- The location of the implant. Implants that are located in the mandibular arch (bottom teeth) are typically able to support more teeth than those in the maxillary arch (top teeth). This is because the mandibular region has the greatest bone density, making it easier for the implants to remain well-anchored.
- The health of the jaw bone. If the jaw bone is healthy and strong, then the implant may be better grounded to support more teeth.
- The size of the implant. Due to the anatomy of the mouth and jaw, longer implants are usually placed in the anterior sections of the mouth (that is, the front teeth which include the central incisors, lateral incisors, and canines) and shorter implants are placed in the posterior section (that is, the back teeth which include the premolars and molars).
How many dental implants can you have at once?
The number of implants that can be placed in at once varies from person to person. It depends on the same factors we discussed above, such as the amount of bone available, the location of the implants, and the patient’s overall health.
In general, most patients can have up to four implants placed at one time.
Is it painful to have dental implants installed?
No, the tooth extraction and dental implant placement are not painful.
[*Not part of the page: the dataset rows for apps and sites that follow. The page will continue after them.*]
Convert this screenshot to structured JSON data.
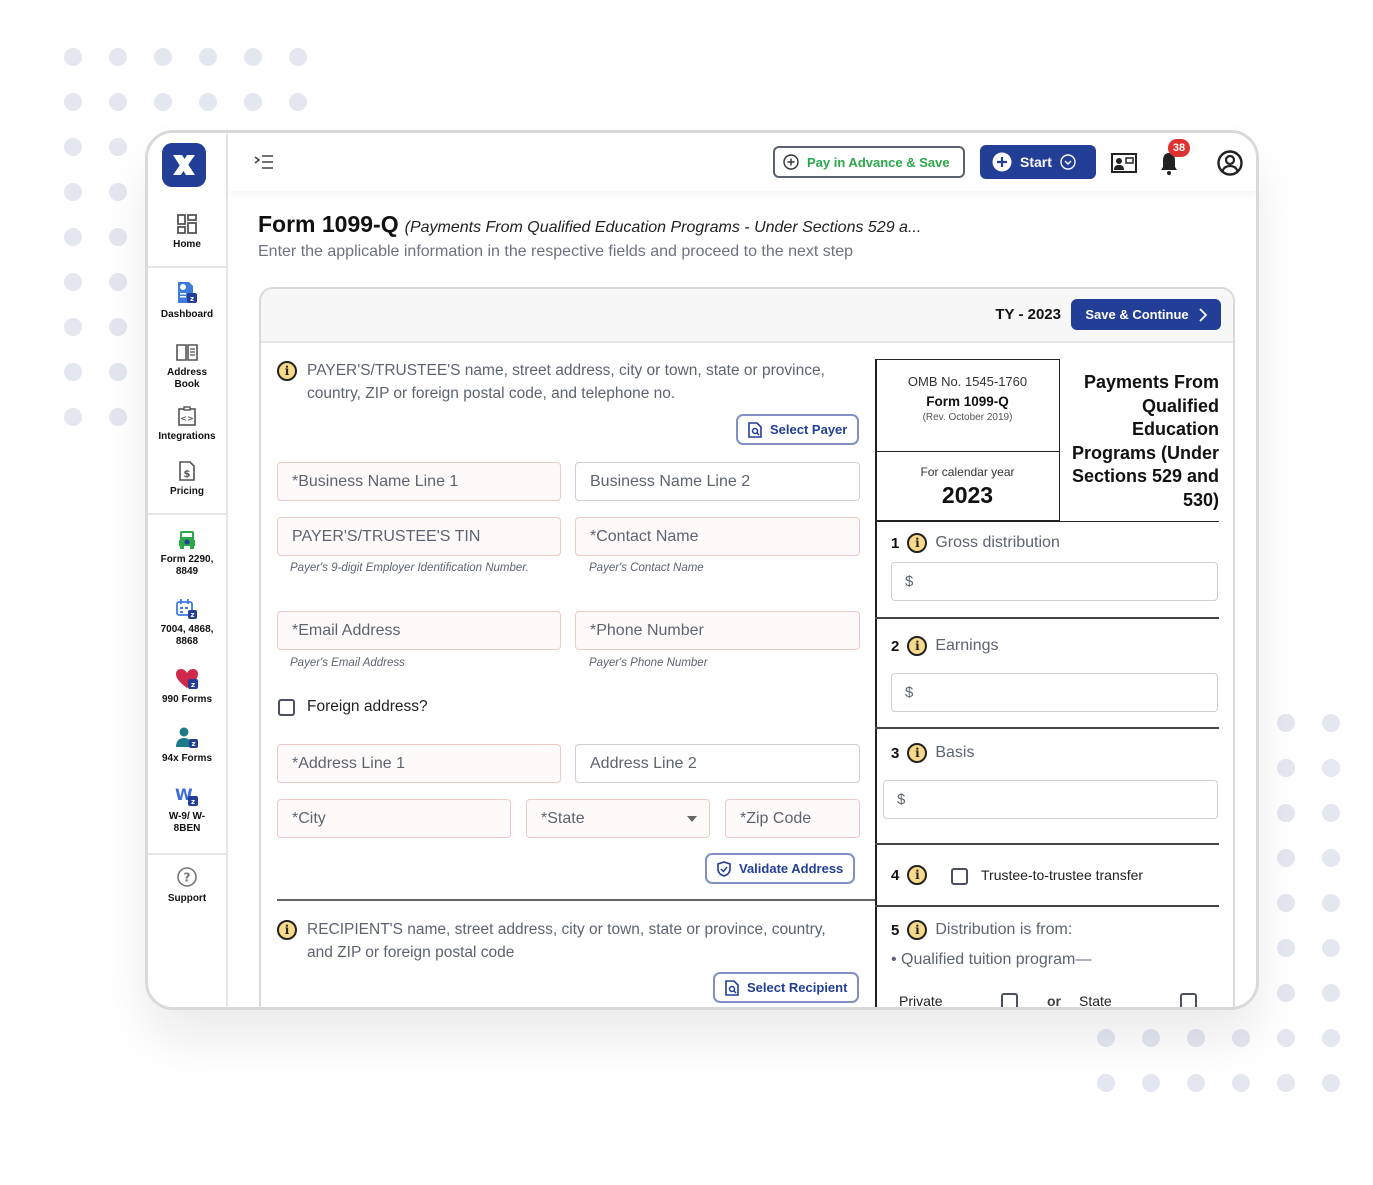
{
  "app": {
    "logo_alt": "TaxZerone logo"
  },
  "sidebar": {
    "items": [
      {
        "label": "Home",
        "icon": "home-grid-icon"
      },
      {
        "label": "Dashboard",
        "icon": "dashboard-icon"
      },
      {
        "label": "Address Book",
        "icon": "address-book-icon"
      },
      {
        "label": "Integrations",
        "icon": "integrations-icon"
      },
      {
        "label": "Pricing",
        "icon": "pricing-icon"
      },
      {
        "label": "Form 2290, 8849",
        "icon": "truck-icon"
      },
      {
        "label": "7004, 4868, 8868",
        "icon": "calendar-icon"
      },
      {
        "label": "990 Forms",
        "icon": "heart-icon"
      },
      {
        "label": "94x Forms",
        "icon": "employee-icon"
      },
      {
        "label": "W-9/ W-8BEN",
        "icon": "w-form-icon"
      },
      {
        "label": "Support",
        "icon": "support-icon"
      }
    ]
  },
  "topbar": {
    "pay_advance_label": "Pay in Advance & Save",
    "start_label": "Start",
    "notification_count": "38"
  },
  "page": {
    "title": "Form 1099-Q",
    "subtitle": "(Payments From Qualified Education Programs - Under Sections 529 a...",
    "description": "Enter the applicable information in the respective fields and proceed to the next step"
  },
  "form": {
    "tax_year": "TY - 2023",
    "save_continue_label": "Save & Continue",
    "payer": {
      "section_label": "PAYER'S/TRUSTEE'S name, street address, city or town, state or province, country, ZIP or foreign postal code, and telephone no.",
      "select_button": "Select Payer",
      "fields": {
        "business_name_1": "*Business Name Line 1",
        "business_name_2": "Business Name Line 2",
        "tin": "PAYER'S/TRUSTEE'S TIN",
        "tin_hint": "Payer's 9-digit Employer Identification Number.",
        "contact_name": "*Contact Name",
        "contact_hint": "Payer's Contact Name",
        "email": "*Email Address",
        "email_hint": "Payer's Email Address",
        "phone": "*Phone Number",
        "phone_hint": "Payer's Phone Number",
        "foreign_address": "Foreign address?",
        "address_1": "*Address Line 1",
        "address_2": "Address Line 2",
        "city": "*City",
        "state": "*State",
        "zip": "*Zip Code"
      },
      "validate_button": "Validate Address"
    },
    "recipient": {
      "section_label": "RECIPIENT'S name, street address, city or town, state or province, country, and ZIP or foreign postal code",
      "select_button": "Select Recipient"
    },
    "header_box": {
      "omb": "OMB No. 1545-1760",
      "form_name": "Form 1099-Q",
      "revision": "(Rev. October 2019)",
      "calendar_label": "For calendar year",
      "year": "2023",
      "title": "Payments From Qualified Education Programs (Under Sections 529 and 530)"
    },
    "boxes": [
      {
        "num": "1",
        "label": "Gross distribution",
        "value": "$"
      },
      {
        "num": "2",
        "label": "Earnings",
        "value": "$"
      },
      {
        "num": "3",
        "label": "Basis",
        "value": "$"
      },
      {
        "num": "4",
        "label": "Trustee-to-trustee transfer"
      },
      {
        "num": "5",
        "label": "Distribution is from:",
        "sub": "• Qualified tuition program—",
        "opt_private": "Private",
        "opt_or": "or",
        "opt_state": "State"
      }
    ]
  }
}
The procedure is typically performed under local anesthesia, so if anything, you may feel some pressure or minor discomfort.
After the procedure, you may experience soreness and swelling of the gums, but this can be easily managed with over-the-counter pain medication. Stronger pain medications may be prescribed, if necessary.
If you have any questions about the pain associated with dental implants, be sure to discuss them with the oral surgeon beforehand. They will be able to address your concerns and help put your mind at ease.
Can you eat after the dental implant procedure?
Yes, you can eat after the dental implant procedure. However, it is important to stick to liquids and soft foods for the first few days after the procedure. This will reduce additional pressure on your mouth and allow it time to heal faster.
After the first week, you can slowly start to add more solid foods back into your diet. In this article, you can find a list of the foods we recommend eating and avoiding.
If you have any persistent pain or discomfort, be sure to contact your dentist. They can give you specific instructions on how to manage it and ensure that your mouth heals properly.
Dental implants are the best permanent solution for replacing a missing tooth. Not only do they give people the most natural look and feel, but they’re the superior option over dentures. They’re beneficial for maintaining healthy gums and preventing bone resorption in the jaw, and with proper care will last a very long time.
Kootenai Dental Group welcomes patients in Coeur D’Alene, ID and the surrounding communities. Our dental specialists are ready to answer any questions you may have about implants and other treatment options. Give us a call today at 208-762-8750 to schedule your consultation!